(PROVIDED RECORDS begins)
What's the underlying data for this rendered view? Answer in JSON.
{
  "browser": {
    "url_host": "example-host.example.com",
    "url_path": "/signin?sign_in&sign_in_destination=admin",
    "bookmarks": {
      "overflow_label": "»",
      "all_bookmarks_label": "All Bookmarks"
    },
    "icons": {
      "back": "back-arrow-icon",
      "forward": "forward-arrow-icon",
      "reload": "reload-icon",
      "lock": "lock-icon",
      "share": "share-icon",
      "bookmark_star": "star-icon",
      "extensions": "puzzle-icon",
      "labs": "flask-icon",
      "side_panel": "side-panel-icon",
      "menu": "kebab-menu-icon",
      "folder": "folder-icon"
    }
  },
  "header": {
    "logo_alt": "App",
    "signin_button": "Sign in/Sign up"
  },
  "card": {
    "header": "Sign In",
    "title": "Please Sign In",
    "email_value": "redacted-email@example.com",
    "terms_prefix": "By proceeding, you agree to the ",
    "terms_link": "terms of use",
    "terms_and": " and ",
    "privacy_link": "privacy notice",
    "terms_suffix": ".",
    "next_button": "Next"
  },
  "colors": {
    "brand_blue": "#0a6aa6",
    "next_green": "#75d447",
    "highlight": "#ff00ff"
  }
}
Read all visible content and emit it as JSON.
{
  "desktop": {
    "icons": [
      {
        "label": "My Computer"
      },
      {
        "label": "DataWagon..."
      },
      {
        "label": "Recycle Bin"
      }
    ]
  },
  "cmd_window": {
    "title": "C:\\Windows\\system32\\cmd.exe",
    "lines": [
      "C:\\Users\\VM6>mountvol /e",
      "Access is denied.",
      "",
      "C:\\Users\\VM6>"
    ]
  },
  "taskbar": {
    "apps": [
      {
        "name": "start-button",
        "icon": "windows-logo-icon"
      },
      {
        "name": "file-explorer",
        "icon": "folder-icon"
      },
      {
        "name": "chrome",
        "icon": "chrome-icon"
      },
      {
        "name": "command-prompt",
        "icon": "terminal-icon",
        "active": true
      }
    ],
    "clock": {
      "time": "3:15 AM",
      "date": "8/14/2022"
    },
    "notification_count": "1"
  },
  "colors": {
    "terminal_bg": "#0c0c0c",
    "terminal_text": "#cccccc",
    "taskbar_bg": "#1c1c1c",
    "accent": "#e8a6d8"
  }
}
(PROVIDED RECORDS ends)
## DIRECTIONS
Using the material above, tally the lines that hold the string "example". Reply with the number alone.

## SOLVED PROBLEM
2